The author, Ann Graham, moved into the pediatric ward for a year of treatment:
"Then I became one of them: No hair. Giant, treacherous scar. Wheelchair. Ever-present IV pole, and dusty-rose colored kidney-shaped bowl to throw up in. These were all outward signs of a fraternity of warriors that no one wants to belong to. They all were enduring the same grueling treatment I was -- only they were, on average, 10 years old.
This fraternity of Cancer Avengers was wise in ways beyond their years. When faced with the courage and bravery of these little superheroes, I had to give myself the "Put your big girl pants on" speech more than once.
On my first day of treatment, while I was scrolling through my Facebook feed by the fish tank, two boys next to me started discussing their Make-A-Wish requests. Adam, about 12 years old, had just returned from a rainforest trip and asked what Sam's wish was going to be. Sam said they couldn't give him what he wished for. Adam disagreed, enthusiastically conveying that any wish could be granted. Sam stood firm: It was not possible.

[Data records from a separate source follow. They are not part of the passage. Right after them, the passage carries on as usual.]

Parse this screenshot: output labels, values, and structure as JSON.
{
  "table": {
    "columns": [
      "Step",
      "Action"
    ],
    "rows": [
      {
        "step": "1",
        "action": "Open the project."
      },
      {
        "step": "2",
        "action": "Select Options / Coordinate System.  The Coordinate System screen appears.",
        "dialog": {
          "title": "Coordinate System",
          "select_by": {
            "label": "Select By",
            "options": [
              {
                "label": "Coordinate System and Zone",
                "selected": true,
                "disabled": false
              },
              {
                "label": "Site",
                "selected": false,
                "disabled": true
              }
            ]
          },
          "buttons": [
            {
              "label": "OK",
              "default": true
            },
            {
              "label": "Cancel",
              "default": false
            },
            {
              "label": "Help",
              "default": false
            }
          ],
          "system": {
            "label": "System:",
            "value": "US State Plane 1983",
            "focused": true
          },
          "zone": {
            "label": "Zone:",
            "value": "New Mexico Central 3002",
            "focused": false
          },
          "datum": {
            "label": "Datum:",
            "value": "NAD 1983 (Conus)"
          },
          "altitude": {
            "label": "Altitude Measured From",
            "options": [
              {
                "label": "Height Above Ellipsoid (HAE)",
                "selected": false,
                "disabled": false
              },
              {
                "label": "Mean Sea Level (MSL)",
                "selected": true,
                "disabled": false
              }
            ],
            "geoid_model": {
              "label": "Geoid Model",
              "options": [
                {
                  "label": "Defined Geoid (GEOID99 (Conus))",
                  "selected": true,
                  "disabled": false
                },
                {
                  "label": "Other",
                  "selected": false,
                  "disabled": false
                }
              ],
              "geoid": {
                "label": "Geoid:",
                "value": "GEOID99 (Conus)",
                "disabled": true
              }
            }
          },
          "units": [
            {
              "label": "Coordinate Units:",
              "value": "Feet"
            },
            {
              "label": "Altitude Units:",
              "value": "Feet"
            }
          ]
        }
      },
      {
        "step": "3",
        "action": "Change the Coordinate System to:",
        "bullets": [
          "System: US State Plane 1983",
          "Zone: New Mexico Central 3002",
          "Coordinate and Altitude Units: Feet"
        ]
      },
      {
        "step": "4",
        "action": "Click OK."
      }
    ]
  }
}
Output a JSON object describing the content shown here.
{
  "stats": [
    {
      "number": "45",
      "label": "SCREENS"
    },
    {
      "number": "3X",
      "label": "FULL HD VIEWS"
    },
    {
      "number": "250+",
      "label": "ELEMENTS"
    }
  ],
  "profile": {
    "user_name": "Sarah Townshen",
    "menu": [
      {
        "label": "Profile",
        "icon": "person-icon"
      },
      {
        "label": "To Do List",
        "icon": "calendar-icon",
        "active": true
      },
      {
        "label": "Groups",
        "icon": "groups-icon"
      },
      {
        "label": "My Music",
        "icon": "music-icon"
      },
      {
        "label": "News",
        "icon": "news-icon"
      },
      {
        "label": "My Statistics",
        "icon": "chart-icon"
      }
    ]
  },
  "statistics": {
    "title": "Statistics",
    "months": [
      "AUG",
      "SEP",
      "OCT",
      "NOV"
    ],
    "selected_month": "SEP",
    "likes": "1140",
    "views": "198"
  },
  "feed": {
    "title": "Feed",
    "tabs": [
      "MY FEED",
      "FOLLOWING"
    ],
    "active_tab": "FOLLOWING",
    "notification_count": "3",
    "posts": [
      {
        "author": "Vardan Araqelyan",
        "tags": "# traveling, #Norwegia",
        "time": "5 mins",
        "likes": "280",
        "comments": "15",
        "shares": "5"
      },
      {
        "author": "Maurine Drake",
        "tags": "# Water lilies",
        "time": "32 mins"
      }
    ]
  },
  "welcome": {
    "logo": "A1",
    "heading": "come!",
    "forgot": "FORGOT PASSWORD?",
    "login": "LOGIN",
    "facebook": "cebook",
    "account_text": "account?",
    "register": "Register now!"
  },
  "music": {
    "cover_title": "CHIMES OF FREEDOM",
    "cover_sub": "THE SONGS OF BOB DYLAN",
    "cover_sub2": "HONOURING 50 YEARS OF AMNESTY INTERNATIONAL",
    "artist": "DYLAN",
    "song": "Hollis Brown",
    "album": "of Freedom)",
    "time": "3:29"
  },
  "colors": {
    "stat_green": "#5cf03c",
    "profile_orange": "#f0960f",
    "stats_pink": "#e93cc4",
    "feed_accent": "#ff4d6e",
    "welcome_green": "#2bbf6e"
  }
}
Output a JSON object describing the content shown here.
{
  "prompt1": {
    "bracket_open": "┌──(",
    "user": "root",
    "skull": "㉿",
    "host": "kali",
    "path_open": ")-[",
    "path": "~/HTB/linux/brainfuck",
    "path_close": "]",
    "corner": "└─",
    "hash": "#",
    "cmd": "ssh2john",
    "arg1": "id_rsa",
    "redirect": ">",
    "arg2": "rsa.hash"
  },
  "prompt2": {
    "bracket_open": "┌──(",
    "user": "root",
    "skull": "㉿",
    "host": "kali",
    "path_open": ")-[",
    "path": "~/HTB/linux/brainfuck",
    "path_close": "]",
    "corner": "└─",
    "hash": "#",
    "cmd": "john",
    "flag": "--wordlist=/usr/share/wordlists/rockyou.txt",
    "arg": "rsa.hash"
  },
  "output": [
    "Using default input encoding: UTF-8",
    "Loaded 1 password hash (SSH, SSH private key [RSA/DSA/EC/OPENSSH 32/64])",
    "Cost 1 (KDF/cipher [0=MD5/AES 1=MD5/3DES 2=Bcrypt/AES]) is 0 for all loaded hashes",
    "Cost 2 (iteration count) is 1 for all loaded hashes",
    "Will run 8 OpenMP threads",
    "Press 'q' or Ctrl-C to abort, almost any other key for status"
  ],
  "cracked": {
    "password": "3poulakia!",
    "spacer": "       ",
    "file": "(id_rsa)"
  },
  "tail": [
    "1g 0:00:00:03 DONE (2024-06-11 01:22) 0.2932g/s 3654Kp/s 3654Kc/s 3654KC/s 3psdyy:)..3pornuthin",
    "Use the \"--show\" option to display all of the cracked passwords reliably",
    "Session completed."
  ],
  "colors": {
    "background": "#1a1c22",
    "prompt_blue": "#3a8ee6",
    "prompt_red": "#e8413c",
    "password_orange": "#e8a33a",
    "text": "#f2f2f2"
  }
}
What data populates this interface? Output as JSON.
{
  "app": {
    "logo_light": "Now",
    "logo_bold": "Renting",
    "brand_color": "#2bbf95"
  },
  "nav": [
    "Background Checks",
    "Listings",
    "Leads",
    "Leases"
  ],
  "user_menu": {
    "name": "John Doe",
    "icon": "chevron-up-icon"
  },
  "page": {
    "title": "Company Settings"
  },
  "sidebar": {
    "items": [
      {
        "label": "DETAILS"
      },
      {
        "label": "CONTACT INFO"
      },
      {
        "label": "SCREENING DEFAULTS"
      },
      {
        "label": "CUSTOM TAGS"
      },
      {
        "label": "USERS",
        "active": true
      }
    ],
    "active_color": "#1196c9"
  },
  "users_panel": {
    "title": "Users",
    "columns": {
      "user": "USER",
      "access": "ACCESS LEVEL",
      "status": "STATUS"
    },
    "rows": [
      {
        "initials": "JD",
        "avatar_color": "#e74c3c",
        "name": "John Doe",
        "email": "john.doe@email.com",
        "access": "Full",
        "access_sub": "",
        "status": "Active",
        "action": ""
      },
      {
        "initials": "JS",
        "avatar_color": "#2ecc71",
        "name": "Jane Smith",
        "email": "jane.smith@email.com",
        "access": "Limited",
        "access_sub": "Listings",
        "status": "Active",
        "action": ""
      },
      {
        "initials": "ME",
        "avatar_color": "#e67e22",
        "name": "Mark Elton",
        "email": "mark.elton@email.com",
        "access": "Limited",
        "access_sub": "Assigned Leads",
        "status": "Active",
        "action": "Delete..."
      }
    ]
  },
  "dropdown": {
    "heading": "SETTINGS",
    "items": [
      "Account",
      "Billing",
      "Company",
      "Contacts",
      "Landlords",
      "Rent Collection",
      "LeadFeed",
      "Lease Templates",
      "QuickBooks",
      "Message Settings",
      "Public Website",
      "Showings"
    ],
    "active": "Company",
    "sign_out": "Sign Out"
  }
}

Well, what is it that you want anyway? Adam wanted to know. By now, I also wanted to know.
"I want normal," was Sam's answer. "I want to go to school and basketball practice, complain about my parents and homework and turn 12.""
What do adults talk about whenthey ahve cancer? They talk about cancer and obsess about it. Children are different:
"I never got depressed with the Cancer Avengers. They never talked about cancer. They talked about friends, music, sports and Spiderman. Hope prevailed in Pediatric Day Hospital."
They have hope. They are wise beyond their years.